[Start of section]

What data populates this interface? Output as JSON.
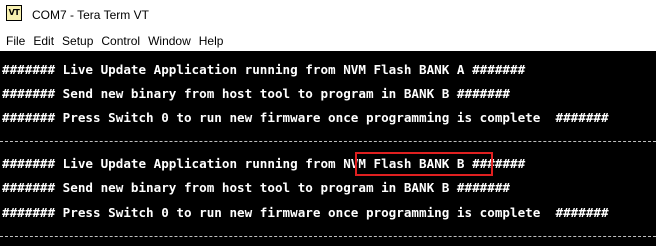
{
  "window": {
    "icon_text": "VT",
    "title": "COM7 - Tera Term VT"
  },
  "menu": {
    "items": [
      "File",
      "Edit",
      "Setup",
      "Control",
      "Window",
      "Help"
    ]
  },
  "terminal": {
    "block1": {
      "line1": "####### Live Update Application running from NVM Flash BANK A #######",
      "line2": "####### Send new binary from host tool to program in BANK B #######",
      "line3": "####### Press Switch 0 to run new firmware once programming is complete  #######"
    },
    "block2": {
      "line1_prefix": "####### Live Update Application running from ",
      "line1_highlight": "NVM Flash BANK B",
      "line1_suffix": " #######",
      "line2": "####### Send new binary from host tool to program in BANK B #######",
      "line3": "####### Press Switch 0 to run new firmware once programming is complete  #######"
    },
    "colors": {
      "background": "#000000",
      "text": "#ffffff",
      "highlight_border": "#e02020"
    }
  }
}
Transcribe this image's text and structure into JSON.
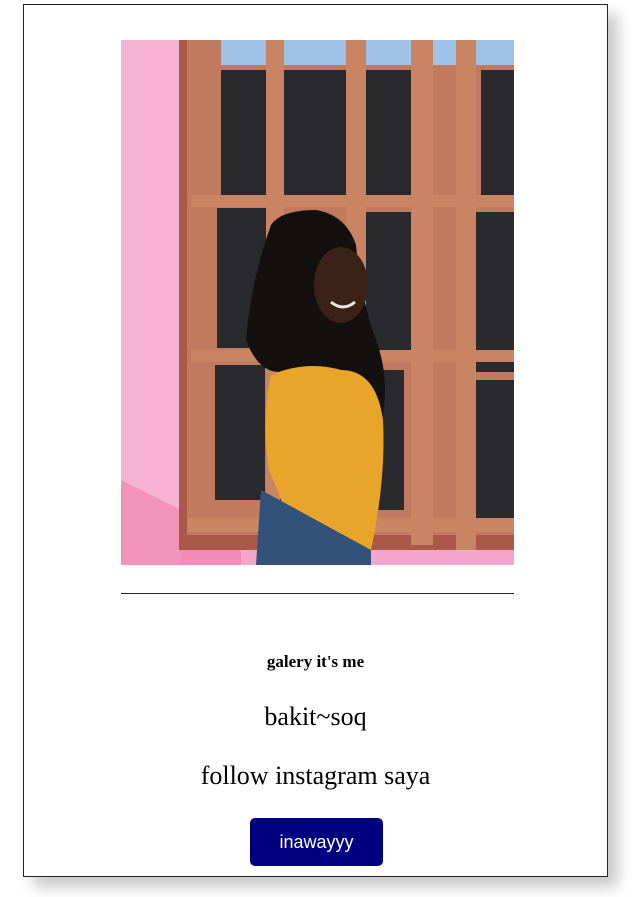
{
  "gallery": {
    "photo_alt": "",
    "title": "galery it's me",
    "name": "bakit~soq",
    "follow_text": "follow instagram saya",
    "button_label": "inawayyy"
  },
  "colors": {
    "button_bg": "#000080",
    "wall_pink": "#f2a2c9",
    "window_frame": "#c0735a",
    "shirt_yellow": "#e8a52a"
  }
}
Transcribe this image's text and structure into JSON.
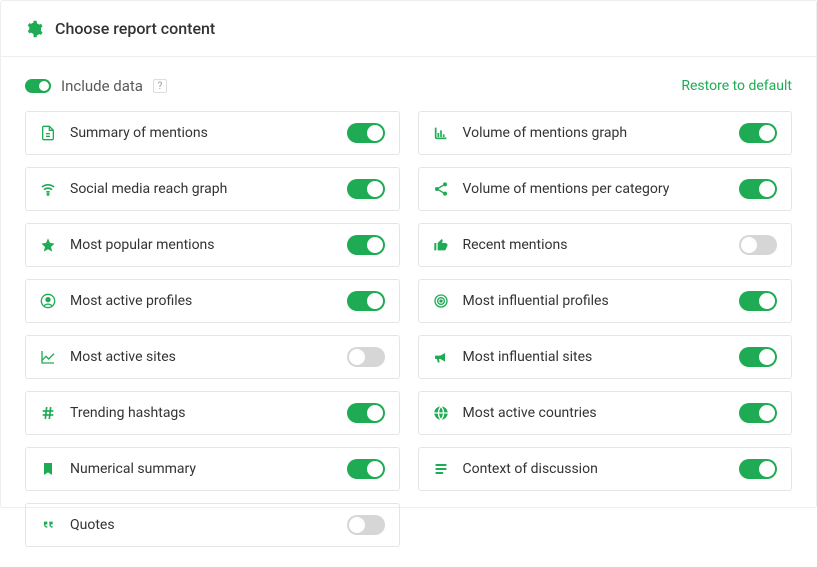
{
  "header": {
    "title": "Choose report content"
  },
  "subheader": {
    "include_data_label": "Include data",
    "include_data_on": true,
    "help": "?",
    "restore_label": "Restore to default"
  },
  "columns": {
    "left": [
      {
        "key": "summary",
        "icon": "document",
        "label": "Summary of mentions",
        "on": true
      },
      {
        "key": "reach-graph",
        "icon": "wifi",
        "label": "Social media reach graph",
        "on": true
      },
      {
        "key": "popular-mentions",
        "icon": "star",
        "label": "Most popular mentions",
        "on": true
      },
      {
        "key": "active-profiles",
        "icon": "user-circle",
        "label": "Most active profiles",
        "on": true
      },
      {
        "key": "active-sites",
        "icon": "line-chart",
        "label": "Most active sites",
        "on": false
      },
      {
        "key": "hashtags",
        "icon": "hashtag",
        "label": "Trending hashtags",
        "on": true
      },
      {
        "key": "numerical",
        "icon": "bookmark",
        "label": "Numerical summary",
        "on": true
      },
      {
        "key": "quotes",
        "icon": "quote",
        "label": "Quotes",
        "on": false
      }
    ],
    "right": [
      {
        "key": "volume-graph",
        "icon": "bar-chart",
        "label": "Volume of mentions graph",
        "on": true
      },
      {
        "key": "volume-category",
        "icon": "share",
        "label": "Volume of mentions per category",
        "on": true
      },
      {
        "key": "recent-mentions",
        "icon": "thumbs-up",
        "label": "Recent mentions",
        "on": false
      },
      {
        "key": "influential-profiles",
        "icon": "target",
        "label": "Most influential profiles",
        "on": true
      },
      {
        "key": "influential-sites",
        "icon": "bullhorn",
        "label": "Most influential sites",
        "on": true
      },
      {
        "key": "countries",
        "icon": "globe",
        "label": "Most active countries",
        "on": true
      },
      {
        "key": "context",
        "icon": "list",
        "label": "Context of discussion",
        "on": true
      }
    ]
  },
  "colors": {
    "accent": "#1fab54",
    "border": "#e5e5e5"
  }
}
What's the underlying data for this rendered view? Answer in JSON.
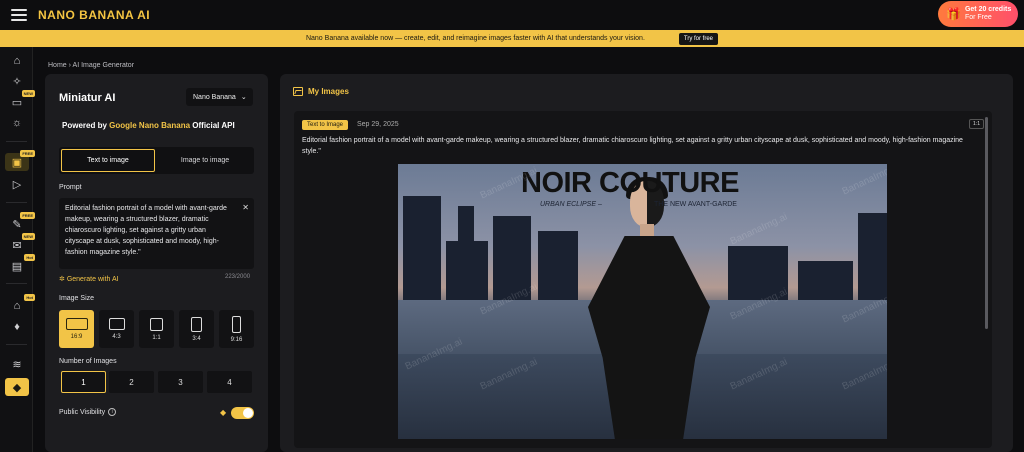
{
  "app": {
    "logo": "NANO BANANA AI",
    "credits_line1": "Get 20 credits",
    "credits_line2": "For Free"
  },
  "banner": {
    "message": "Nano Banana available now — create, edit, and reimagine images faster with AI that understands your vision.",
    "cta": "Try for free"
  },
  "sidebar": {
    "items": [
      {
        "icon": "home-icon"
      },
      {
        "icon": "sparkles-icon"
      },
      {
        "icon": "chat-icon",
        "badge": "NEW"
      },
      {
        "icon": "lightbulb-icon"
      },
      {
        "icon": "image-generator-icon",
        "badge": "FREE",
        "active": true
      },
      {
        "icon": "video-icon"
      },
      {
        "icon": "magic-wand-icon",
        "badge": "FREE"
      },
      {
        "icon": "mail-icon",
        "badge": "NEW"
      },
      {
        "icon": "film-icon",
        "badge": "Hot"
      },
      {
        "icon": "shirt-icon",
        "badge": "Hot"
      },
      {
        "icon": "microphone-icon"
      },
      {
        "icon": "layers-icon"
      },
      {
        "icon": "diamond-icon"
      }
    ]
  },
  "breadcrumb": {
    "home": "Home",
    "separator": "›",
    "current": "AI Image Generator"
  },
  "generator": {
    "title": "Miniatur AI",
    "model": "Nano Banana",
    "powered_prefix": "Powered by",
    "powered_highlight": "Google Nano Banana",
    "powered_suffix": "Official API",
    "tabs": [
      "Text to image",
      "Image to image"
    ],
    "prompt_label": "Prompt",
    "prompt_text": "Editorial fashion portrait of a model with avant-garde makeup, wearing a structured blazer, dramatic chiaroscuro lighting, set against a gritty urban cityscape at dusk, sophisticated and moody, high-fashion magazine style.\"",
    "generate_with_ai": "Generate with AI",
    "counter": "223/2000",
    "image_size_label": "Image Size",
    "sizes": [
      "16:9",
      "4:3",
      "1:1",
      "3:4",
      "9:16"
    ],
    "selected_size": "16:9",
    "number_label": "Number of Images",
    "numbers": [
      "1",
      "2",
      "3",
      "4"
    ],
    "selected_number": "1",
    "visibility_label": "Public Visibility",
    "visibility_on": true
  },
  "my_images": {
    "heading": "My Images",
    "card": {
      "tag": "Text to Image",
      "date": "Sep 29, 2025",
      "ratio": "1:1",
      "description": "Editorial fashion portrait of a model with avant-garde makeup, wearing a structured blazer, dramatic chiaroscuro lighting, set against a gritty urban cityscape at dusk, sophisticated and moody, high-fashion magazine style.\"",
      "image_title": "NOIR COUTURE",
      "image_sub_left": "URBAN ECLIPSE –",
      "image_sub_right": "THE NEW AVANT-GARDE",
      "watermark": "BananaImg.ai"
    }
  },
  "colors": {
    "accent": "#f2c447",
    "background": "#0d0d0f",
    "panel": "#1c1c1f"
  }
}
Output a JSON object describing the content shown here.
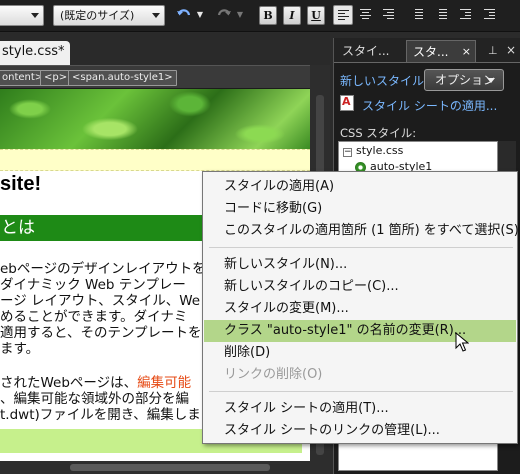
{
  "toolbar": {
    "font_select": "",
    "size_select": "(既定のサイズ)",
    "bold": "B",
    "italic": "I",
    "underline": "U",
    "undo_icon": "undo-arrow-icon",
    "redo_icon": "redo-arrow-icon"
  },
  "document": {
    "tab_label": "style.css*"
  },
  "tagbar": {
    "tags": [
      "ontent>",
      "<p>",
      "<span.auto-style1>"
    ]
  },
  "design": {
    "site_title": "site!",
    "green_heading": "とは",
    "paragraph1": [
      "ebページのデザインレイアウトを",
      "ダイナミック Web テンプレー",
      "ージ レイアウト、スタイル、We",
      "めることができます。ダイナミ",
      "適用すると、そのテンプレートを",
      "ます。"
    ],
    "paragraph2_prefix": "されたWebページは、",
    "paragraph2_highlight": "編集可能",
    "paragraph2": [
      "、編集可能な領域外の部分を編",
      "t.dwt)ファイルを開き、編集しま"
    ],
    "colors": {
      "green_heading_bg": "#1e8a16",
      "highlight_text": "#e64a14",
      "light_green_bar": "#c6f08c"
    }
  },
  "panel": {
    "tabs": [
      "スタイ...",
      "スタ..."
    ],
    "new_style_link": "新しいスタイル...",
    "options_button": "オプション",
    "apply_stylesheet_link": "スタイル シートの適用...",
    "css_styles_label": "CSS スタイル:",
    "tree": {
      "file": "style.css",
      "rule": "auto-style1"
    }
  },
  "context_menu": {
    "items": [
      {
        "label": "スタイルの適用(A)",
        "state": "normal"
      },
      {
        "label": "コードに移動(G)",
        "state": "normal"
      },
      {
        "label": "このスタイルの適用箇所 (1 箇所) をすべて選択(S)",
        "state": "normal"
      },
      {
        "label": "新しいスタイル(N)...",
        "state": "normal"
      },
      {
        "label": "新しいスタイルのコピー(C)...",
        "state": "normal"
      },
      {
        "label": "スタイルの変更(M)...",
        "state": "normal"
      },
      {
        "label": "クラス \"auto-style1\" の名前の変更(R)...",
        "state": "hover"
      },
      {
        "label": "削除(D)",
        "state": "normal"
      },
      {
        "label": "リンクの削除(O)",
        "state": "disabled"
      },
      {
        "label": "スタイル シートの適用(T)...",
        "state": "normal"
      },
      {
        "label": "スタイル シートのリンクの管理(L)...",
        "state": "normal"
      }
    ],
    "hover_color": "#b3d68a"
  }
}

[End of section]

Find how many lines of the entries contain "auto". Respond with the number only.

3